# EXERCISE
A complete answer lists every line of the entries below where the string "this" appears.

***

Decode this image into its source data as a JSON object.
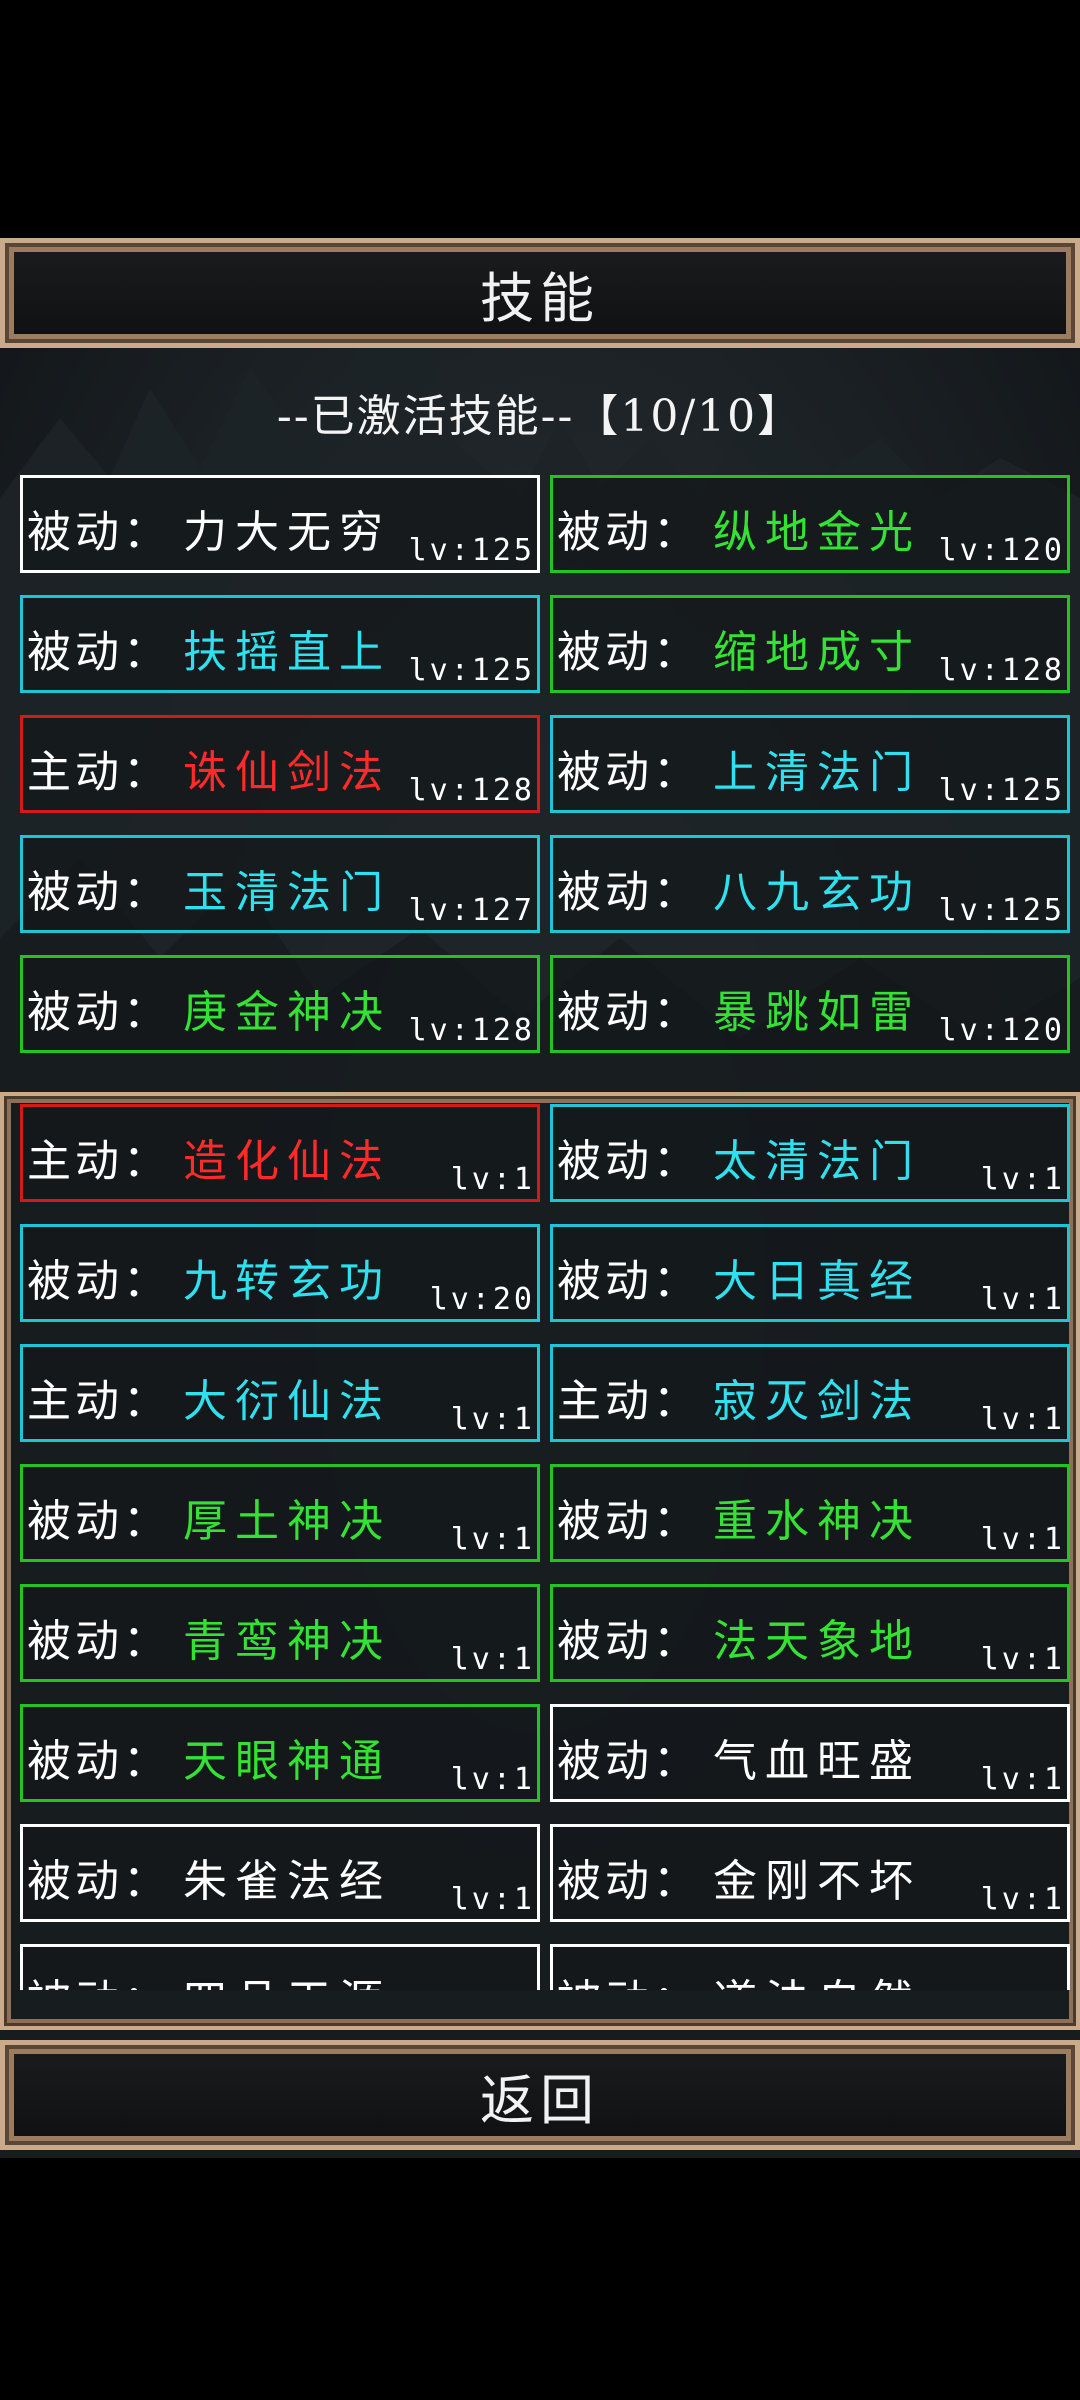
{
  "header": {
    "title": "技能"
  },
  "active_section": {
    "label": "--已激活技能--【10/10】"
  },
  "colors": {
    "white": "#ffffff",
    "green": "#33e233",
    "cyan": "#2fe0ee",
    "red": "#ff2a2a",
    "frame": "#c9aa8b"
  },
  "active_skills": [
    {
      "type": "被动：",
      "name": "力大无穷",
      "level": "lv:125",
      "color": "white"
    },
    {
      "type": "被动：",
      "name": "纵地金光",
      "level": "lv:120",
      "color": "green"
    },
    {
      "type": "被动：",
      "name": "扶摇直上",
      "level": "lv:125",
      "color": "cyan"
    },
    {
      "type": "被动：",
      "name": "缩地成寸",
      "level": "lv:128",
      "color": "green"
    },
    {
      "type": "主动：",
      "name": "诛仙剑法",
      "level": "lv:128",
      "color": "red"
    },
    {
      "type": "被动：",
      "name": "上清法门",
      "level": "lv:125",
      "color": "cyan"
    },
    {
      "type": "被动：",
      "name": "玉清法门",
      "level": "lv:127",
      "color": "cyan"
    },
    {
      "type": "被动：",
      "name": "八九玄功",
      "level": "lv:125",
      "color": "cyan"
    },
    {
      "type": "被动：",
      "name": "庚金神决",
      "level": "lv:128",
      "color": "green"
    },
    {
      "type": "被动：",
      "name": "暴跳如雷",
      "level": "lv:120",
      "color": "green"
    }
  ],
  "skill_list": [
    {
      "type": "主动：",
      "name": "造化仙法",
      "level": "lv:1",
      "color": "red"
    },
    {
      "type": "被动：",
      "name": "太清法门",
      "level": "lv:1",
      "color": "cyan"
    },
    {
      "type": "被动：",
      "name": "九转玄功",
      "level": "lv:20",
      "color": "cyan"
    },
    {
      "type": "被动：",
      "name": "大日真经",
      "level": "lv:1",
      "color": "cyan"
    },
    {
      "type": "主动：",
      "name": "大衍仙法",
      "level": "lv:1",
      "color": "cyan"
    },
    {
      "type": "主动：",
      "name": "寂灭剑法",
      "level": "lv:1",
      "color": "cyan"
    },
    {
      "type": "被动：",
      "name": "厚土神决",
      "level": "lv:1",
      "color": "green"
    },
    {
      "type": "被动：",
      "name": "重水神决",
      "level": "lv:1",
      "color": "green"
    },
    {
      "type": "被动：",
      "name": "青鸾神决",
      "level": "lv:1",
      "color": "green"
    },
    {
      "type": "被动：",
      "name": "法天象地",
      "level": "lv:1",
      "color": "green"
    },
    {
      "type": "被动：",
      "name": "天眼神通",
      "level": "lv:1",
      "color": "green"
    },
    {
      "type": "被动：",
      "name": "气血旺盛",
      "level": "lv:1",
      "color": "white"
    },
    {
      "type": "被动：",
      "name": "朱雀法经",
      "level": "lv:1",
      "color": "white"
    },
    {
      "type": "被动：",
      "name": "金刚不坏",
      "level": "lv:1",
      "color": "white"
    },
    {
      "type": "被动：",
      "name": "四品天源",
      "level": "",
      "color": "white"
    },
    {
      "type": "被动：",
      "name": "道法自然",
      "level": "",
      "color": "white"
    }
  ],
  "footer": {
    "return_label": "返回"
  }
}
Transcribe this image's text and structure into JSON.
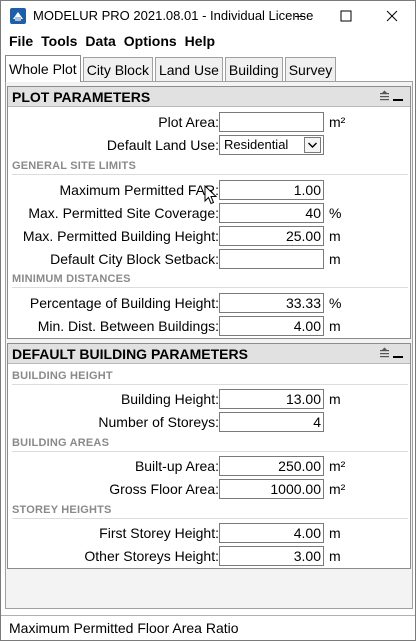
{
  "window": {
    "title": "MODELUR PRO 2021.08.01 - Individual License"
  },
  "menu": [
    "File",
    "Tools",
    "Data",
    "Options",
    "Help"
  ],
  "tabs": [
    "Whole Plot",
    "City Block",
    "Land Use",
    "Building",
    "Survey"
  ],
  "plot_panel": {
    "title": "PLOT PARAMETERS",
    "plot_area": {
      "label": "Plot Area:",
      "value": "",
      "unit": "m²"
    },
    "land_use": {
      "label": "Default Land Use:",
      "value": "Residential"
    },
    "site_limits_heading": "GENERAL SITE LIMITS",
    "far": {
      "label": "Maximum Permitted FAR:",
      "value": "1.00",
      "unit": ""
    },
    "coverage": {
      "label": "Max. Permitted Site Coverage:",
      "value": "40",
      "unit": "%"
    },
    "bldg_height": {
      "label": "Max. Permitted Building Height:",
      "value": "25.00",
      "unit": "m"
    },
    "setback": {
      "label": "Default City Block Setback:",
      "value": "",
      "unit": "m"
    },
    "min_dist_heading": "MINIMUM DISTANCES",
    "pct_height": {
      "label": "Percentage of Building Height:",
      "value": "33.33",
      "unit": "%"
    },
    "min_dist": {
      "label": "Min. Dist. Between Buildings:",
      "value": "4.00",
      "unit": "m"
    }
  },
  "building_panel": {
    "title": "DEFAULT BUILDING PARAMETERS",
    "height_heading": "BUILDING HEIGHT",
    "height": {
      "label": "Building Height:",
      "value": "13.00",
      "unit": "m"
    },
    "storeys": {
      "label": "Number of Storeys:",
      "value": "4",
      "unit": ""
    },
    "areas_heading": "BUILDING AREAS",
    "builtup": {
      "label": "Built-up Area:",
      "value": "250.00",
      "unit": "m²"
    },
    "gfa": {
      "label": "Gross Floor Area:",
      "value": "1000.00",
      "unit": "m²"
    },
    "storey_heading": "STOREY HEIGHTS",
    "first": {
      "label": "First Storey Height:",
      "value": "4.00",
      "unit": "m"
    },
    "other": {
      "label": "Other Storeys Height:",
      "value": "3.00",
      "unit": "m"
    }
  },
  "status": "Maximum Permitted Floor Area Ratio",
  "colors": {
    "accent": "#1f5fa8",
    "panel_header": "#e1e1e1",
    "section_text": "#8a8a8a"
  }
}
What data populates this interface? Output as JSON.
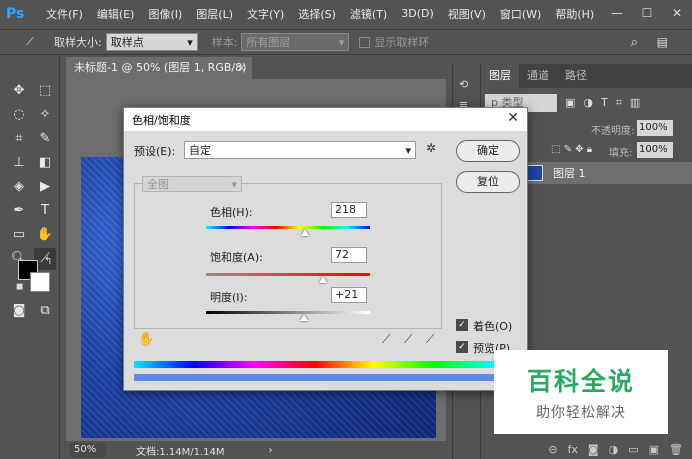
{
  "app": {
    "logo": "Ps",
    "menu": [
      "文件(F)",
      "编辑(E)",
      "图像(I)",
      "图层(L)",
      "文字(Y)",
      "选择(S)",
      "滤镜(T)",
      "3D(D)",
      "视图(V)",
      "窗口(W)",
      "帮助(H)"
    ],
    "window_controls": [
      "—",
      "☐",
      "✕"
    ]
  },
  "options_bar": {
    "sample_size_label": "取样大小:",
    "sample_size_value": "取样点",
    "sample_label": "样本:",
    "sample_value": "所有图层",
    "show_ring_label": "显示取样环"
  },
  "document": {
    "tab_title": "未标题-1 @ 50% (图层 1, RGB/8) *",
    "close": "×",
    "zoom": "50%",
    "doc_size": "文档:1.14M/1.14M",
    "status_arrow": "›"
  },
  "layers_panel": {
    "tabs": [
      "图层",
      "通道",
      "路径"
    ],
    "filter_kind": "p 类型",
    "opacity_label": "不透明度:",
    "opacity_value": "100%",
    "lock_label": "锁定:",
    "fill_label": "填充:",
    "fill_value": "100%",
    "layer_name": "图层 1"
  },
  "dialog": {
    "title": "色相/饱和度",
    "close": "✕",
    "preset_label": "预设(E):",
    "preset_value": "自定",
    "ok_label": "确定",
    "reset_label": "复位",
    "channel_value": "全图",
    "hue_label": "色相(H):",
    "hue_value": "218",
    "saturation_label": "饱和度(A):",
    "saturation_value": "72",
    "lightness_label": "明度(I):",
    "lightness_value": "+21",
    "colorize_label": "着色(O)",
    "preview_label": "预览(P)",
    "colorize_checked": true,
    "preview_checked": true
  },
  "watermark": {
    "title": "百科全说",
    "subtitle": "助你轻松解决"
  },
  "colors": {
    "accent": "#31a8ff",
    "watermark_green": "#2aa760"
  }
}
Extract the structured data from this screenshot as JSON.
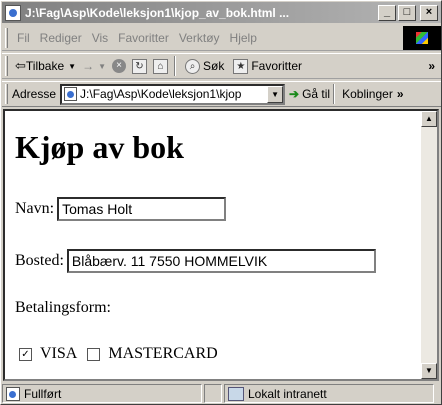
{
  "window": {
    "title": "J:\\Fag\\Asp\\Kode\\leksjon1\\kjop_av_bok.html ...",
    "buttons": [
      "_",
      "□",
      "×"
    ]
  },
  "menubar": {
    "items": [
      "Fil",
      "Rediger",
      "Vis",
      "Favoritter",
      "Verktøy",
      "Hjelp"
    ]
  },
  "toolbar": {
    "back_label": "Tilbake",
    "forward_symbol": "→",
    "search_label": "Søk",
    "favorites_label": "Favoritter",
    "more": "»"
  },
  "addressbar": {
    "label": "Adresse",
    "value": "J:\\Fag\\Asp\\Kode\\leksjon1\\kjop",
    "go_label": "Gå til",
    "links_label": "Koblinger",
    "more": "»"
  },
  "page": {
    "heading": "Kjøp av bok",
    "name_label": "Navn:",
    "name_value": "Tomas Holt",
    "address_label": "Bosted:",
    "address_value": "Blåbærv. 11 7550 HOMMELVIK",
    "payment_label": "Betalingsform:",
    "options": [
      {
        "label": "VISA",
        "checked": true
      },
      {
        "label": "MASTERCARD",
        "checked": false
      }
    ]
  },
  "statusbar": {
    "status": "Fullført",
    "zone": "Lokalt intranett"
  }
}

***

# EXPECTED OUTPUT
Decode this image into its source data as a JSON object.
Transcribe this image's text and structure into JSON.
What data populates this interface? Output as JSON.
Extract the structured data from this screenshot as JSON.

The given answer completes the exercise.